He would be the Father when performing another task. The first
well-known advocate of Modalism was Sebellius, a Presbyter of Ptolemias
who lived in the middle of the third century. This view is
similar to monarchianism as first taught during the time of Origin.
in the second and third century church, stressing the unity (monarchia)
of the divine nature as opposed to the tendency to affirm personality
differences within the trinity. Two basic types of Monarchianism
include a Dynamistic form, or the teaching that Christ was a mere man
who was adopted by God, and thereby became a son of God, and Modalism,
which taught that the three persons of the trinity were but modes or
different manifestations of the one God. McClintock's and Strong's
Cyclopedia (pp. 448, Vol. 6) claims that Monarchianism can be
traced to the very earliest times of Christianity.
teaches that Christ was both totally divine and human, and that both
natures were fused during His physical life on Earth. The doctrine
arose in objection to the two-nature doctrine of Christ's nature, and
stresses that Christ does not have a human and a divine nature, but
possessed only one nature during his physical life. Also, Christ’s
earthly body, being the body of God, was not the same as a human body.
The two natures were so united that, in essence, they became one.
humans can never fully understand such concepts as God or the trinity;
furthermore it is impious to assume that one can, and thus it is wrong
to even try. These areas will remain everlasting mysteries and we
should not attempt to dissect them. We should rather, accept the
fact that the Father, Son and Holy Spirit are one God. It is
appropriate to discuss this issue to realize that to understand their
nature and relationship is fruitless.
teaches since Christ and the Father are the same person, both the
redemptive suffering, and all suffering of Christ was also the
suffering of God the Father. This doctrine flourished during the second
and third centuries, C.E.
system was first expounded by Charles Taze Russell, and is believed by
scores of different religious groups today including the Jehovah’s
Witnesses. Essentially it teaches that the Father is the Supreme God,
Christ is a lesser God, a mighty God not the almighty God the Father
(thus this view is polytheistic) and the Holy Spirit is God's active
force. It is believed that Christ preexisted his earthy existence but
was God's first creation, thus is a god and will always exist as

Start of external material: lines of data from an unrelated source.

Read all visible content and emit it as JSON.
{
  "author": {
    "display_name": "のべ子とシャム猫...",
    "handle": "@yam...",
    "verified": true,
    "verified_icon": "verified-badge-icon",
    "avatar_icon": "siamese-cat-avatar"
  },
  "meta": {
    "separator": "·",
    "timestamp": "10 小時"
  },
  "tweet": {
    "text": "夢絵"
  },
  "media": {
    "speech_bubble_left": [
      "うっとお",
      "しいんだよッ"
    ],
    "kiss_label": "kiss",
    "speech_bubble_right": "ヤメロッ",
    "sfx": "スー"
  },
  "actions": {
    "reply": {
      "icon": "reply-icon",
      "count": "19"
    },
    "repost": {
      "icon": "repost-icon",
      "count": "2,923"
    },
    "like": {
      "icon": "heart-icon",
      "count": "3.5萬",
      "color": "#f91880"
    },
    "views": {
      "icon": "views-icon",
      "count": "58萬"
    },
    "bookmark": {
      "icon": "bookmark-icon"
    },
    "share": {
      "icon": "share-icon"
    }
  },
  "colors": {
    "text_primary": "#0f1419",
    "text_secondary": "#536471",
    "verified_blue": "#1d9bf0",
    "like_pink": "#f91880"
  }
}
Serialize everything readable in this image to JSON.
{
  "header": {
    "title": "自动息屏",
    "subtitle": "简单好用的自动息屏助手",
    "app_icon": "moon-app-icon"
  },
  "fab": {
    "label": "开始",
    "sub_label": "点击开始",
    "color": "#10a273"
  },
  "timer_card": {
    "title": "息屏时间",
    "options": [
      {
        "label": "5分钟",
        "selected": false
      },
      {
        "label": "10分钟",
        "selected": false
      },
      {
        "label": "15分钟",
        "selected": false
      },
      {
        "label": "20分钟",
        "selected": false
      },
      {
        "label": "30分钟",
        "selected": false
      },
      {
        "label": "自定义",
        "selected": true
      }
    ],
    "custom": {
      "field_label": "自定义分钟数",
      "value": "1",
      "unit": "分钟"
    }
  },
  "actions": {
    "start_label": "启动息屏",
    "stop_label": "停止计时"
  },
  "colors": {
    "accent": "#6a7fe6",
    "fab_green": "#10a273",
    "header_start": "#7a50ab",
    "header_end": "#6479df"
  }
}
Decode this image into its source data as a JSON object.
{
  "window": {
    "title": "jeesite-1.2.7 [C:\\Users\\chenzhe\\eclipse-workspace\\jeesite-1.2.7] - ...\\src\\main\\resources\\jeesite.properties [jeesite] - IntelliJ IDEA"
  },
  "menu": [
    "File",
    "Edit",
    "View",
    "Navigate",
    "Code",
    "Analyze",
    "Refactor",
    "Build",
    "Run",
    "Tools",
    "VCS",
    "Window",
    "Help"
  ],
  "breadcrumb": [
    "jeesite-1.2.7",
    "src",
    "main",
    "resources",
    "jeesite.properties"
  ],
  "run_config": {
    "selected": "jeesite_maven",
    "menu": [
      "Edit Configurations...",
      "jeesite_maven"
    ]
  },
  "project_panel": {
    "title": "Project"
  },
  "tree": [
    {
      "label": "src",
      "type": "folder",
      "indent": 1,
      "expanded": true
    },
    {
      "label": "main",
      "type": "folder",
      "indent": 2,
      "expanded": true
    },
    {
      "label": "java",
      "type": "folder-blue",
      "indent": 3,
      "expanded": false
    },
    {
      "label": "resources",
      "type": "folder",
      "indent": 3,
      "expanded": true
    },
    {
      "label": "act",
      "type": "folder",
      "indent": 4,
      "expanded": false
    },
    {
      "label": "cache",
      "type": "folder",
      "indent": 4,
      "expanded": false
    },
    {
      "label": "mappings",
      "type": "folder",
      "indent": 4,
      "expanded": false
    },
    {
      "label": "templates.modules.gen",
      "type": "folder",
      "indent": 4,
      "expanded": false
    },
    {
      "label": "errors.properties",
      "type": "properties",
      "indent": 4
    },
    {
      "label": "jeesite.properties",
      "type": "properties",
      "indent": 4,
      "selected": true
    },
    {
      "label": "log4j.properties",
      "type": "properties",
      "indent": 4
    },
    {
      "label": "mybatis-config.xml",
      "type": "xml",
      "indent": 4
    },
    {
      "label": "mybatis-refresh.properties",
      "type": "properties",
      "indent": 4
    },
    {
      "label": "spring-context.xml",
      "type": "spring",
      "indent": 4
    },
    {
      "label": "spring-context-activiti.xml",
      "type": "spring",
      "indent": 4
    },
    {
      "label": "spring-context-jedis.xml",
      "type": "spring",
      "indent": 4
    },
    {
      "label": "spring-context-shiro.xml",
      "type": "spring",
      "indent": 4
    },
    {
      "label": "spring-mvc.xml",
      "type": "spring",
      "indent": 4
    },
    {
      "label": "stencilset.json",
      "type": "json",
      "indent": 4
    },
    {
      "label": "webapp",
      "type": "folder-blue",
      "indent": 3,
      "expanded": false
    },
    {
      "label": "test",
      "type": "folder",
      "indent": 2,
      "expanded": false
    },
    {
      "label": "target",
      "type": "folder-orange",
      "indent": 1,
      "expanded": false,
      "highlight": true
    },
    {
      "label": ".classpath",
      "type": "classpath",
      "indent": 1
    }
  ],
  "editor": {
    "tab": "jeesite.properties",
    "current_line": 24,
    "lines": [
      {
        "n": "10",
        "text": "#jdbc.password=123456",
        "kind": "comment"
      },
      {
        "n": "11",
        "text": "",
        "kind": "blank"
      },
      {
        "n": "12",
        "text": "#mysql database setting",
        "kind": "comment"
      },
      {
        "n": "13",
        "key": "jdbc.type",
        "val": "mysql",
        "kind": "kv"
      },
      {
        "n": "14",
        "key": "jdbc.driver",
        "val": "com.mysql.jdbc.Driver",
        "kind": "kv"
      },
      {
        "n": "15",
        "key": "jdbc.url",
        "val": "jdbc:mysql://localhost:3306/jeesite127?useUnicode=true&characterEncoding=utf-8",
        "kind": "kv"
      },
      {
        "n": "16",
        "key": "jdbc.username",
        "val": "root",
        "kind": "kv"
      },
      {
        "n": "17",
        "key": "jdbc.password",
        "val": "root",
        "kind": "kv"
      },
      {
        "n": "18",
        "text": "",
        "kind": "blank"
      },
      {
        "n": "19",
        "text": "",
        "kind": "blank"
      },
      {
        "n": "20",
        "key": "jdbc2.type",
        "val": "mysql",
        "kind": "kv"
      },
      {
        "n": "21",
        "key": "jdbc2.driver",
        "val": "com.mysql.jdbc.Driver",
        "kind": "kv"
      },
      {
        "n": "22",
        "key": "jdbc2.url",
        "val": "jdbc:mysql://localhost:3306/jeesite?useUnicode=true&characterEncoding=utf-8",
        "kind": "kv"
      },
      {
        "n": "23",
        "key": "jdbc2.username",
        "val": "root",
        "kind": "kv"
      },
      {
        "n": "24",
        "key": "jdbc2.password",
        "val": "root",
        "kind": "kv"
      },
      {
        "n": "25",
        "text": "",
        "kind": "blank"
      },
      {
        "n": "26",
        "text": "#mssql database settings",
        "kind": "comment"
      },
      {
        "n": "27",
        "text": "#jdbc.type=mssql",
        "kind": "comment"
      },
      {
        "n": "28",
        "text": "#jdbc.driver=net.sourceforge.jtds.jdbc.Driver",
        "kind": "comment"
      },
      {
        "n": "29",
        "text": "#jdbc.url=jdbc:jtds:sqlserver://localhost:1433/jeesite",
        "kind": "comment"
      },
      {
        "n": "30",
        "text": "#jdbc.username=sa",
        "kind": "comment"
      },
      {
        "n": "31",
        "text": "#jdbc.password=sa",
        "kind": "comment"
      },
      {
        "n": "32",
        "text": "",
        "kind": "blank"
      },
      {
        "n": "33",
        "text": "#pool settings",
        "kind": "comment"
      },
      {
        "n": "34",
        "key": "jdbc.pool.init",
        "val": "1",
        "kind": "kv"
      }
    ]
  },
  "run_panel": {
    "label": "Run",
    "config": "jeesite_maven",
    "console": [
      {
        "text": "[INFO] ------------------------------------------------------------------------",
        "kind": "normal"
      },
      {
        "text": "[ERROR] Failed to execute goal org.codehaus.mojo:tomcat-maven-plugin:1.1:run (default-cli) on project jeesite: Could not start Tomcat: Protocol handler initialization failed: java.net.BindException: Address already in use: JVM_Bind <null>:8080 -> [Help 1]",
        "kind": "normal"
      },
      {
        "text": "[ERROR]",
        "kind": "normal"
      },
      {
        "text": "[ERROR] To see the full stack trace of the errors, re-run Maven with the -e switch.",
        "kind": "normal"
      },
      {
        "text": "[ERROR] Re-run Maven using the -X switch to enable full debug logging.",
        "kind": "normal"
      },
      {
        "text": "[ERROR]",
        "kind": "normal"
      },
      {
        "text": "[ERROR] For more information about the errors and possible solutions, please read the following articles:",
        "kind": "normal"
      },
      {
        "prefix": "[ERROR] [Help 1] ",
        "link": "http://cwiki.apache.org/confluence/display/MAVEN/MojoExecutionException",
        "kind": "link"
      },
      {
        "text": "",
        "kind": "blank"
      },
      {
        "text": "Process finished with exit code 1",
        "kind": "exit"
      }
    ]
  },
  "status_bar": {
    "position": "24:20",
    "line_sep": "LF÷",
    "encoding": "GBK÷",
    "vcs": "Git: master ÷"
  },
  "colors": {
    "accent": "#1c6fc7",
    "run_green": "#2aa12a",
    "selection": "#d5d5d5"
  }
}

such. Christ and God are not equal in substance, but united in
purpose they are both perfect God just is, but Christ earned and
merited the role and glory that he now possesses.
A set of
that took the name of one of its most influential thinkers Faustus
Socinus. Socinianism is the belief that Jesus was in many ways a
typical man, but yet was also a unique man, displaying in an
unprecedented manner the higher characteristics of human nature that,
in essence, made him a shadow of the divine nature. He was thus
properly called the Son of God. His full commission was given during
one or more extensive personal interviews with God, such as during the
forty days in the wilderness. He was then anointed to the
position Son of God, and later raised from the dead by God and
delegated to a supreme authority over men and angels. He is a created
being and worship should be rendered to him only as a representative of
God, not from his own right. Although he is a very exalted saint and
moral teacher, he is still a man, and nothing more.
Theodtus who lived during the last part of the 2nd century, this
position teaches that Jesus was born fully a man and remained such
until his baptism when the higher Christ descended upon Him. He then
became God, the Supreme God, who is separate from Christ, the Creator
of the world. Some theodtians also taught that God the Father was
superior to the God of the Jews, i.e., Jehovah was a weaker God than
the Supreme God or the Father.
only one nature exists in both Christ and God; thus when Christ was
crucified, God was also crucified, but yet they are different beings.
(Athanasian Creed formulation)
God eternally exists in three separate persons, the father, Son, and
Holy Spirit. The three persons, according to the Athananasian Creed,
are three persons in actions but not in body. The persons are
eternally co-existent, omnipotent, and omnipresent.